For the rest of the evening, he followed me with puppy dog eyes. On one hand I was thinking, he’s had too much to drink…he’s tired…he doesn’t know what to say since we’ve only just met, but on the other hand I was thinking, I did it! I did it! I made a man succumb to my culinary charms!
Toward the end of the evening, Robert caught me in his arms and gave me a big hug. I said, “It was very nice to meet you. Have a nice evening,” thinking that he was saying goodbye. (I was ready to head home and had been in the process of gathering my things.) A bit taken aback, he replied, “I’m not going anywhere. I just wanted to give you a hug.” To which he should have added, “The pasta made me do it.”
So, it looks as though I may need to recant—or perhaps just amend—my aforementioned belief that food is no longer the way to a man’s heart in the modern world. I suppose only time will tell because no matter how much I try not to, I know I will keep cooking…for friends, for family, for the men I date, and even for the ones who just happen to sit next to me at a dinner party.
Homemade Pasta with Chanterelle Mushroom Cream Sauce
If you don't have a pasta maker (because who really does?), buy fresh pasta from your local grocery store. If you do have a pasta maker gathering dust, pull it out and give it a whirl. Making pasta at home is fun and once you get the hang of it, pretty easy. If you're interested in purchasing one, get a good one. It will save you time and heartache. I got mine at Sur la Table, but they're also available from Amazon and other kitchen supply stores.
Sur la Table Marcato Atlas Pasta Machine
PastaMakes 1 pound
2 cups all-purpose flour
Mix the egg and flour in a food processor (or with a fork) until the dough starts to come together and then knead by hand until the dough is smooth and elastic. If it is too dry, wet your hand slightly and continue to knead. Be careful. It's difficult to add flour if the dough becomes too wet. Process dough in pasta machine according to manufacturer's directions.
Chanterelle Mushroom Cream Sauce
This recipe is not an exact science, but with any combination of butter, cream, and cheese, you can't go wrong!
Wild Chanterelle mushrooms, in bite size pieces (pull apart like string-cheese)
*If you don't have a friend like Clint, use dried mushrooms
Butter, lots and lots
Garlic, a clove or two finely diced
Dry white wine, feel free to be a bit heavy handed
Heavy cream, pour until the sauce looks thick and delicious
Parmesan cheese, the more the better
salt and pepper
Sauté the mushrooms in a small amount of butter or olive oil over medium/medium-low heat. When mushrooms are tender, add butter. When butter is melted, add garlic and white wine. It's important that the wine simmers before adding the cream or else the alcohol in the wine will curdle the cream. Remove from heat and add cream and Parmesan. Add salt and pepper to taste. Toss the sauce with the fresh pasta and serve with Parmesan cheese. Buon Appetito!
Meadow, this is Clint.ReplyDelete
How do you tell if a pig is French?

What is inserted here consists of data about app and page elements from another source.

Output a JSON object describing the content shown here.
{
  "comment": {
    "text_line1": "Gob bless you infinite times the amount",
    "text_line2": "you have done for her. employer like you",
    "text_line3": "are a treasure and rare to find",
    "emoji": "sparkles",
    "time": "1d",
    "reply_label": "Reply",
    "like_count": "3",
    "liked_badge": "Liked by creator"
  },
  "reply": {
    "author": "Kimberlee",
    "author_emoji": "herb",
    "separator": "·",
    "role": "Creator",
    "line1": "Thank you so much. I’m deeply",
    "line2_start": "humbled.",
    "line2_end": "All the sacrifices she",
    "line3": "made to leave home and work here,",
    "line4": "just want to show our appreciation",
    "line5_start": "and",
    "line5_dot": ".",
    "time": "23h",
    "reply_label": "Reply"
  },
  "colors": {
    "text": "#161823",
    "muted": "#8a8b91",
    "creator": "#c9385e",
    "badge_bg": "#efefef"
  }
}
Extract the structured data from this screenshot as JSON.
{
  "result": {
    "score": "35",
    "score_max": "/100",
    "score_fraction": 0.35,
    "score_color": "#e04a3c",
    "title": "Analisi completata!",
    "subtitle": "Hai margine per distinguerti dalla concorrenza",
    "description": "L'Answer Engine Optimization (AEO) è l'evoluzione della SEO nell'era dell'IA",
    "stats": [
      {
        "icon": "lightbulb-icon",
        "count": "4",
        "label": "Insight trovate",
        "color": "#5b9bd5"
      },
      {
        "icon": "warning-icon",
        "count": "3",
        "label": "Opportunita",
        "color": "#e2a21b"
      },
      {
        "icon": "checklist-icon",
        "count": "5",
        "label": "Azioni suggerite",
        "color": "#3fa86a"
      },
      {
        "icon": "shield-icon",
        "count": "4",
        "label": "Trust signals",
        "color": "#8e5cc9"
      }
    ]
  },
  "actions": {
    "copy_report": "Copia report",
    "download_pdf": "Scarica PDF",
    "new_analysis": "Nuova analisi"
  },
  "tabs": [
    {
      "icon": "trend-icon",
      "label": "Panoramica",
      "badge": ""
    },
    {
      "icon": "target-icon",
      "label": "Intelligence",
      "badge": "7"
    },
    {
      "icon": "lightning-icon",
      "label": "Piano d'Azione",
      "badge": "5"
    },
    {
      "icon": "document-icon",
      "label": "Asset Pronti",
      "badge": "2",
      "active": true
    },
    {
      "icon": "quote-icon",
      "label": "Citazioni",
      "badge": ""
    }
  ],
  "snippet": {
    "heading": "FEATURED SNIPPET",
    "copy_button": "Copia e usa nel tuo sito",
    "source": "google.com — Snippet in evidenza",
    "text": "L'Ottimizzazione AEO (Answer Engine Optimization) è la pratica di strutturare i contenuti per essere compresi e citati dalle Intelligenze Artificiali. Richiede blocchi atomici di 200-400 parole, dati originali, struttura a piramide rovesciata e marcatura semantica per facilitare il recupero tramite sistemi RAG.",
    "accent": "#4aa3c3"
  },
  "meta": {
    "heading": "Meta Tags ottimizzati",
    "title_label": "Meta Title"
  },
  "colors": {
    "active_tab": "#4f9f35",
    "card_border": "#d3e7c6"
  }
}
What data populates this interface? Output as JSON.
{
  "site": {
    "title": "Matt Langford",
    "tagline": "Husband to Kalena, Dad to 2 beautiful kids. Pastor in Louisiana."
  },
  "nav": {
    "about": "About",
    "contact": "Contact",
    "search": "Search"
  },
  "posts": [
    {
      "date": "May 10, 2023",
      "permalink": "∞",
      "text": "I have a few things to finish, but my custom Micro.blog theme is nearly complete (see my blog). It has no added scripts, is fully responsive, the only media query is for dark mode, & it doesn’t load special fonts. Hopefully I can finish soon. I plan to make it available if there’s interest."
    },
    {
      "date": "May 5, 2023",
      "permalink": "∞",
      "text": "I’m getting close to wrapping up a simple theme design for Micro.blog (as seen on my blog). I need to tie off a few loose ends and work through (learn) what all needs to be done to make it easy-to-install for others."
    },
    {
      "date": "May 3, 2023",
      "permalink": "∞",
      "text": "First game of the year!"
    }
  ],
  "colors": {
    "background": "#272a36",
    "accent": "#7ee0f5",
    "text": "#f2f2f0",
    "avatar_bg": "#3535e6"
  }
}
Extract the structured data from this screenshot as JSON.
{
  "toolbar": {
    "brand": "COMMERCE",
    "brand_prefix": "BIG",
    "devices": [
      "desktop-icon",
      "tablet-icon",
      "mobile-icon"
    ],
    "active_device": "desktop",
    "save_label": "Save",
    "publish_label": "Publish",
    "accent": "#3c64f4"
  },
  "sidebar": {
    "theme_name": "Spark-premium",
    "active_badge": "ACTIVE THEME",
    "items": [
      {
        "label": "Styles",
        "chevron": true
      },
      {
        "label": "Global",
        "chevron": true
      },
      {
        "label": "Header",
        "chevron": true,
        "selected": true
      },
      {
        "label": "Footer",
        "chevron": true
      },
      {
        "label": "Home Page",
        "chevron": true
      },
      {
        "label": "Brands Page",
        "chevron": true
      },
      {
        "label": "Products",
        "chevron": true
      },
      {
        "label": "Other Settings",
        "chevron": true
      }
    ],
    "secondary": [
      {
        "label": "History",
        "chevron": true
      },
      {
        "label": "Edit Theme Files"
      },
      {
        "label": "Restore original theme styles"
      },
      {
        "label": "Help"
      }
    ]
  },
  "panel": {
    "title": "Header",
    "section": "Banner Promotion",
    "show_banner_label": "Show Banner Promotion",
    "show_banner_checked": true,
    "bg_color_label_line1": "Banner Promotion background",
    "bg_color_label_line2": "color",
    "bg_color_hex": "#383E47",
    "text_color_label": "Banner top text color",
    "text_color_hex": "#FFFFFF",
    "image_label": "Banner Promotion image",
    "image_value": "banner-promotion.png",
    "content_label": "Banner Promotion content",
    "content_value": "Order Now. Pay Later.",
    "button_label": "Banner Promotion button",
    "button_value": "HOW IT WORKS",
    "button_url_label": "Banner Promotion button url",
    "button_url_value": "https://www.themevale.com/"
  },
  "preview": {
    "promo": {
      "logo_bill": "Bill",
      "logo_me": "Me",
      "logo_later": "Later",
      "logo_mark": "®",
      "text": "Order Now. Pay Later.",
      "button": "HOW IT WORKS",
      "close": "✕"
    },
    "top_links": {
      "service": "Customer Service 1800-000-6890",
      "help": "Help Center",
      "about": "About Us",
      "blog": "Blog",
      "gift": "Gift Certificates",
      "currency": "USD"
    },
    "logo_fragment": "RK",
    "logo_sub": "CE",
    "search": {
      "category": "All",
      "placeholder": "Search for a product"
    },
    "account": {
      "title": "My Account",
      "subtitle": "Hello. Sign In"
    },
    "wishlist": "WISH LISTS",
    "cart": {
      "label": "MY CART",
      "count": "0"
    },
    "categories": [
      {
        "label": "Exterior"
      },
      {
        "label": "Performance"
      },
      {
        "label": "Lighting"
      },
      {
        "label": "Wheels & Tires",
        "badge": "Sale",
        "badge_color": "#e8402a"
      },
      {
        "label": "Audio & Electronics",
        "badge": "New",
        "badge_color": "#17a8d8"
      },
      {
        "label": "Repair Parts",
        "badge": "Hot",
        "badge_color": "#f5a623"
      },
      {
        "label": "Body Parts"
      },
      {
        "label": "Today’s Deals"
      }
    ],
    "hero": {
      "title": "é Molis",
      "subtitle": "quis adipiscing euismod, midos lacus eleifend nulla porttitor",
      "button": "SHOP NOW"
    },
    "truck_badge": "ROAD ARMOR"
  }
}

...kick it in the balls and see if he goes: "whee, whee!"
Sounds like Clint is a true mushroom gatherer. My dad and all the other 'fungiat' (Italian dialect of my area to mean mushroom gatherer) I know are just the same, very secretive about their gathering locations.ReplyDelete
Wow, I love this story... I hope there is more to come!ReplyDelete
wonderful story - beautifully writtenReplyDelete
OH MEADOW! So happy to read this happy narrative! I wish you this with a LOVER, all the time!ReplyDelete
Never doubt that your culinary skills would make a man happy, it's typically going to be the men themselves that are the problem. Of course you both have to be willing to give things a chance but trust me it's not your food.ReplyDelete
Wanted some of your luminous vibe so came back to your blog — I love this entry so much, and the way in which you are so given to the sustaining rituals and pleasures of life! Thank you so much for sharing... This blog is a sacred and sumptuous space — and isn't that an oxymoron in the context of most religions... Yet it's the most natural, innate and healing connection that can be: sacred and sumptuous at once.ReplyDelete